Medicare Trust Fund Will Run Out in 2026. The trustees of the Medicare hospital insurance fund published an annual report assessing the financial viability of the trust fund and forecasting that the trust fund will run out of money in 2026. The estimate remains unchanged from last year, though Social Security is now expected to run out in 2035, one year later than projected in last year’s report. The latest forecast comes as Democrats are increasingly pushing to adopt a Medicare for All system that would vastly increase the cost of the federal health care program. As it stands now, in 2026, the Medicare trust fund will only have enough money to cover 89 percent of benefit costs, and that will gradually dip to 77 percent in 2046.
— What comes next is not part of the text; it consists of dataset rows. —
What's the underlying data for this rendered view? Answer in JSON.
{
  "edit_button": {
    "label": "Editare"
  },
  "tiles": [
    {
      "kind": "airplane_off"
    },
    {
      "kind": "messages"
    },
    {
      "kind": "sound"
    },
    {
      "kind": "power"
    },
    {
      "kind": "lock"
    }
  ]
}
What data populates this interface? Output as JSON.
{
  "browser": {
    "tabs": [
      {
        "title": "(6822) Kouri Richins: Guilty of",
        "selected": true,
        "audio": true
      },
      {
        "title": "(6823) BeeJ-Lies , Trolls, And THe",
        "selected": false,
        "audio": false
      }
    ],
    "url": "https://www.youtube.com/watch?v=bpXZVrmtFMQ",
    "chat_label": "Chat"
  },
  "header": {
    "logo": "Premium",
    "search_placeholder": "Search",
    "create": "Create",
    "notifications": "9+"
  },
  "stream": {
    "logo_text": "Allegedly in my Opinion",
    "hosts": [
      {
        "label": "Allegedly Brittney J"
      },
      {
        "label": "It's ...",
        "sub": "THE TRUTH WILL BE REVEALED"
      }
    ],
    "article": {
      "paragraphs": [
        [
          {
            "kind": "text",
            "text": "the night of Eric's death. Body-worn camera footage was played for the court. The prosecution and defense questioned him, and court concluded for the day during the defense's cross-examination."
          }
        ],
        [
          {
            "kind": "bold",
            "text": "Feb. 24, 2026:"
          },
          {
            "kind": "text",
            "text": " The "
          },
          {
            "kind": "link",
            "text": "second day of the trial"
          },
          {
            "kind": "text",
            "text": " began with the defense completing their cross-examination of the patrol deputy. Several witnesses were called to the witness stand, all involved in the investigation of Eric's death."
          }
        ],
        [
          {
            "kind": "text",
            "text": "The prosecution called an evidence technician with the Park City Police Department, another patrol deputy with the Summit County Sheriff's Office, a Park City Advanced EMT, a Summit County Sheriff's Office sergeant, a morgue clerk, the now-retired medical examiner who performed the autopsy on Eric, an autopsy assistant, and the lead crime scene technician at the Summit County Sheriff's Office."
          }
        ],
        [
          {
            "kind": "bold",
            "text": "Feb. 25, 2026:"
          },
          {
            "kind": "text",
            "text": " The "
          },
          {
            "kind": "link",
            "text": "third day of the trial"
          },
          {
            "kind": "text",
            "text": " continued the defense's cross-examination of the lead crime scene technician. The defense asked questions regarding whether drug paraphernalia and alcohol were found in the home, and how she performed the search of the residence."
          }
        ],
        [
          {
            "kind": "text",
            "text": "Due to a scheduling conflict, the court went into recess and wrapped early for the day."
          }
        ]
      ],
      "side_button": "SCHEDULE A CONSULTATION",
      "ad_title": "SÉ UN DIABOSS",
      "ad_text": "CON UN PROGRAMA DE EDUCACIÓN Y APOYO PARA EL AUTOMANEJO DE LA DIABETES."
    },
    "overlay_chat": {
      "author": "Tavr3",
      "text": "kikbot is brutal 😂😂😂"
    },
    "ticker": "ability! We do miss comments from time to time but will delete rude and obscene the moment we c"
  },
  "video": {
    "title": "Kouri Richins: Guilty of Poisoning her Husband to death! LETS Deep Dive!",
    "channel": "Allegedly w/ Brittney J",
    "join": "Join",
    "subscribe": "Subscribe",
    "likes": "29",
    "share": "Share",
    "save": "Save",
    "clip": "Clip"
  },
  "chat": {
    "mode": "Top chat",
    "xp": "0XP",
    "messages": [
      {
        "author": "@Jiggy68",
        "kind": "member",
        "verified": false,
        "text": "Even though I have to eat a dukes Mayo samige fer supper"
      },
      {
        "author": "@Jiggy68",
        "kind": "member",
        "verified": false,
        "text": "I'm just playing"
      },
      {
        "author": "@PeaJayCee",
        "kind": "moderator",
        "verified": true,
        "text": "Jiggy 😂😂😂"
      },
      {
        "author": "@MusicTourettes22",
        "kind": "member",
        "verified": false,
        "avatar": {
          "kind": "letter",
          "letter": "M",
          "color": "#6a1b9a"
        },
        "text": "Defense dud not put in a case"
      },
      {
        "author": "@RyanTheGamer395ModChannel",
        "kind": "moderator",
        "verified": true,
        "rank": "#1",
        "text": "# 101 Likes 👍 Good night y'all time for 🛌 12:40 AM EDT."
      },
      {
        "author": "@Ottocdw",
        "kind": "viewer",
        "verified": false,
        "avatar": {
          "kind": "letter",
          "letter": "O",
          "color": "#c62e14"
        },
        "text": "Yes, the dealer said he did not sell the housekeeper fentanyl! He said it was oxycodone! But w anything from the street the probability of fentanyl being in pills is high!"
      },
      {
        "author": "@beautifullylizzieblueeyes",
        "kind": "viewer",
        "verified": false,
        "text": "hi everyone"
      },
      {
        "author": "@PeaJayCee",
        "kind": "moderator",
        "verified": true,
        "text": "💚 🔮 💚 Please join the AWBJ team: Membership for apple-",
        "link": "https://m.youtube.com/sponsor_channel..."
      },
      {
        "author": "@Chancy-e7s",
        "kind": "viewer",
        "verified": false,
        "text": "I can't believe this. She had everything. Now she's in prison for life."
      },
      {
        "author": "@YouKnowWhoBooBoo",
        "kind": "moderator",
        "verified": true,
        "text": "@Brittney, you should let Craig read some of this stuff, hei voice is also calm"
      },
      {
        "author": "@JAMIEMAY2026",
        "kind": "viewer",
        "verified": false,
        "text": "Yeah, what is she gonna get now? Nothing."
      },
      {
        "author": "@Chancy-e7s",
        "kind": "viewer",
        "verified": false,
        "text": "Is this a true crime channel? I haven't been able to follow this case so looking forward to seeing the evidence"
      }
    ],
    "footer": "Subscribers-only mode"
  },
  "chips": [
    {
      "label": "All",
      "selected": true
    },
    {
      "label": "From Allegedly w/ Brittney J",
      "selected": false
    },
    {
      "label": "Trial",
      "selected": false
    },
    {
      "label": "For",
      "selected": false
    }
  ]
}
CBO Plans to Update Its Baseline Budget Projections. The Congressional Budget Office (CBO) plans to release its updated 10-year baseline budget projections next week. To support the upcoming baseline projections, CBO released four reports that explain how its new health insurance simulation model works. In this new model, CBO updated its data source and revamped how it models consumer and employer behavior. Specifically, the model changes how individuals and families choose among coverage options and how employers account for workers’ preferences when deciding whether to offer employment-based coverage. The model also accounts for proposed changes in policies that can affect coverage. Of note, CBO estimates that in 2018, there were 28.9 million uninsured Americans, up from 27.5 million in 2016. CBO also notes the decrease in the number of people buying individual market insurance outside of the federal- and state-based exchanges. CBO found that in 2016, 7.4 million people bought off-exchange coverage while in 2018 only 4.9 million people bought off-exchange coverage. In addition, the number of people buying unsubsidized plans on the exchange also decreased, with 1.6 million purchasing an unsubsidized exchange plan in 2016 and only 1.3 million purchasing an unsubsidized exchange plan in 2018. These findings suggest that individuals not receiving subsidies are dropping coverage. CBO will likely take these numbers into account when establishing the new baseline. These changes could impact how health insurance expansion legislation is scored.
Montana Moved to Reauthorize Medicaid Expansion. The Montana state legislature passed a bill to continue Medicaid expansion in the state, adding new community engagement requirements. Montana’s expansion, which was first passed in 2015, extends Medicaid coverage to those earning up to 138 percent of the federal poverty level. Beginning July 1, 2020, qualifying beneficiaries age 19 to 55 will be required to complete 80 hours of work or community service per month. Failure to comply with the requirements will result in suspension from Medicaid. An individual may be reinstated 180 days after suspension or once they have been compliant with the requirement for 30 days. Governor Steve Bullock (D) is expected to sign the bill. (Last November, Montana voters rejected a ballot initiative that would have extended the state’s Medicaid expansion by raising the tobacco tax.)
Next Week’s Diagnosis: Congress is back for a four-week legislative session before the next recess. In addition to the hearings, we’ll be watching for signs of a major extenders package coming together in the next few weeks as lawmakers work to get their ducks in a row heading into the summer.
For more information, contact Mara McDermott or Rachel Stauffer.
To subscribe to the McDermottPlus Check-Up, please contact Jennifer Randles.